Entries from a dataset of interfaces
+++
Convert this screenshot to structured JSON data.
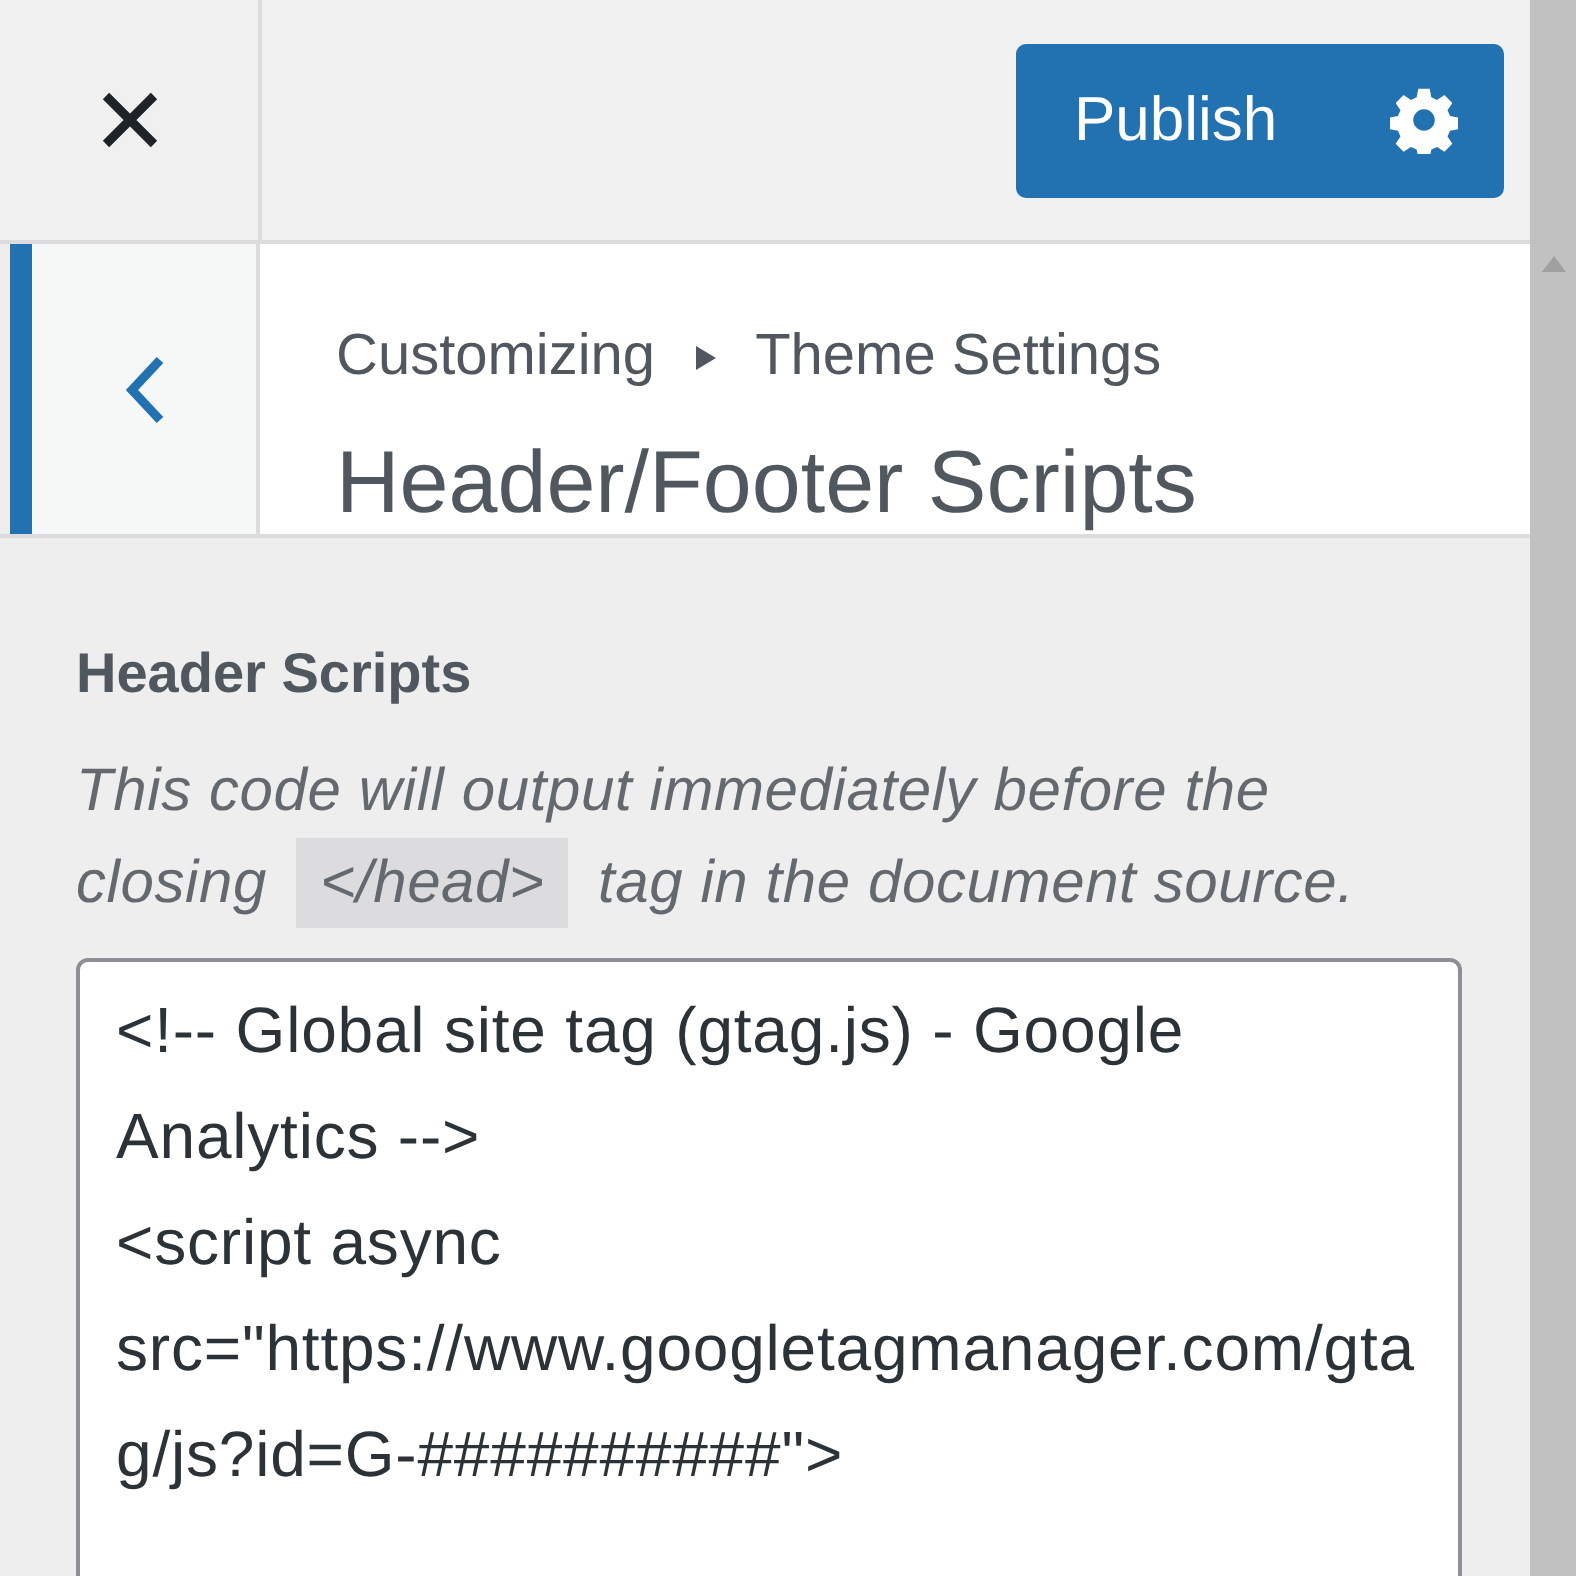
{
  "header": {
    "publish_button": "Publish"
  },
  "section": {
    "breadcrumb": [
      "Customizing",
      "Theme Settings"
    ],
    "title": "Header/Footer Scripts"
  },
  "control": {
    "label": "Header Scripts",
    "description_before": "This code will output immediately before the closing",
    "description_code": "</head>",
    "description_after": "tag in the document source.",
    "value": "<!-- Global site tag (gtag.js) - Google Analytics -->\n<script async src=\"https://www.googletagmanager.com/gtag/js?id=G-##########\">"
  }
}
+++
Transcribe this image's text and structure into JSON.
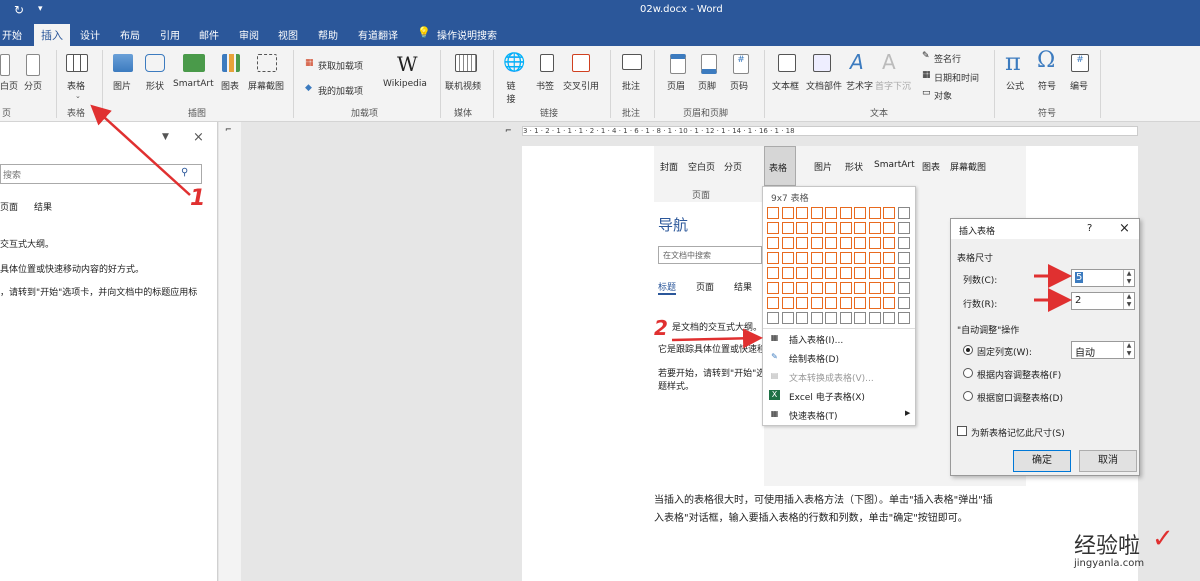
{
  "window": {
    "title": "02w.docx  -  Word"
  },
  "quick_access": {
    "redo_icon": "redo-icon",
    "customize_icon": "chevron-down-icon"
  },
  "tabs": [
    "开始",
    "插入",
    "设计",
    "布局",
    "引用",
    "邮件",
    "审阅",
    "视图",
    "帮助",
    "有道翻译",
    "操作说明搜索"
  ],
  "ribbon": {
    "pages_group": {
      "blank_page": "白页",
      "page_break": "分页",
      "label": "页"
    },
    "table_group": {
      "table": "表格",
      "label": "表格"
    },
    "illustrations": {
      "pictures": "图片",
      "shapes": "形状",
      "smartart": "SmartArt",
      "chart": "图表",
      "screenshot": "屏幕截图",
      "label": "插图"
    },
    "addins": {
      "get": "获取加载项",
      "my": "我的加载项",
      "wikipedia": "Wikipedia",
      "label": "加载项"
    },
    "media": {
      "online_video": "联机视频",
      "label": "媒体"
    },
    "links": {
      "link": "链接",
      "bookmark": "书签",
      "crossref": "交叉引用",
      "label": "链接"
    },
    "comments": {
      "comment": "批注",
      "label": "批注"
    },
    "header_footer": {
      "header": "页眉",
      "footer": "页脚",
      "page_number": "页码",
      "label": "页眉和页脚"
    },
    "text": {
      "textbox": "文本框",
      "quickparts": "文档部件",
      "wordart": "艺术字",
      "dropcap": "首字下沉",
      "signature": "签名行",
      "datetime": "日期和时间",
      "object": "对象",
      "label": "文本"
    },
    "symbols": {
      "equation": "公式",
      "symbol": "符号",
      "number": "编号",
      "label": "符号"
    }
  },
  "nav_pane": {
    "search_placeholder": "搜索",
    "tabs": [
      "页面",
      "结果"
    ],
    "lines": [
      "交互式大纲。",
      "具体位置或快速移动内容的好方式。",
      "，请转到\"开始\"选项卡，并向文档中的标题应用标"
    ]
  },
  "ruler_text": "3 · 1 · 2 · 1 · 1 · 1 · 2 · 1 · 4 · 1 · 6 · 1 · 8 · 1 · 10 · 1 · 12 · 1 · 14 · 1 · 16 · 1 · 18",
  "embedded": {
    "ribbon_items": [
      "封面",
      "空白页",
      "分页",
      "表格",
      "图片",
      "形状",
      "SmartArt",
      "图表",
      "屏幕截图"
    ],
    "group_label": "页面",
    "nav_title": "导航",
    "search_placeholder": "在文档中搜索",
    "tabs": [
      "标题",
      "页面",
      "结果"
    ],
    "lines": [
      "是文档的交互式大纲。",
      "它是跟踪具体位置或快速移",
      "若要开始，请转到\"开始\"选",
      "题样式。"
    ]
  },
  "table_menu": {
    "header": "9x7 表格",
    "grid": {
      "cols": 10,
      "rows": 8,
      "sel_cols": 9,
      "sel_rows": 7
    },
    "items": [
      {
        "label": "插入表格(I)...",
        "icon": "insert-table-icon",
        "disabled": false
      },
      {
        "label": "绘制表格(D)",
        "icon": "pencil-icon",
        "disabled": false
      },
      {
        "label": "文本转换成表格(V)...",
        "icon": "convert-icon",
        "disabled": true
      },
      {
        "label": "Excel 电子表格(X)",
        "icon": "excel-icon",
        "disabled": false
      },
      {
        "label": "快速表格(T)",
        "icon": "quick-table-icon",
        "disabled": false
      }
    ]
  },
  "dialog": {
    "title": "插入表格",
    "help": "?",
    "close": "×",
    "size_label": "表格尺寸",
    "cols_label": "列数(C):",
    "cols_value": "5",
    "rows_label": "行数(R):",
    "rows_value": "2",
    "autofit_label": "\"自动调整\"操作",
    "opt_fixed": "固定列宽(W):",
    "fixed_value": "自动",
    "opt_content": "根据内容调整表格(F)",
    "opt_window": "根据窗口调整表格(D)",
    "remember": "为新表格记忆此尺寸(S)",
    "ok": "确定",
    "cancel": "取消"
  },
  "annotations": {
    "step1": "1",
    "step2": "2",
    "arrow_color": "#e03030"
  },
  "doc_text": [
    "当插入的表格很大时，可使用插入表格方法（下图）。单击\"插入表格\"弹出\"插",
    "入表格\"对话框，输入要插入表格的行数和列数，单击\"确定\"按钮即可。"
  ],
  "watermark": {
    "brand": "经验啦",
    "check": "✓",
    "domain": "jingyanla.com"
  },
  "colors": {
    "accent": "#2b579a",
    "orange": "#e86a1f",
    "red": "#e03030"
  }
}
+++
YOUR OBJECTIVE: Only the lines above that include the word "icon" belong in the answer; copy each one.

RESPONSE BOX:
    "redo_icon": "redo-icon",
    "customize_icon": "chevron-down-icon"
        "icon": "insert-table-icon",
        "icon": "pencil-icon",
        "icon": "convert-icon",
        "icon": "excel-icon",
        "icon": "quick-table-icon",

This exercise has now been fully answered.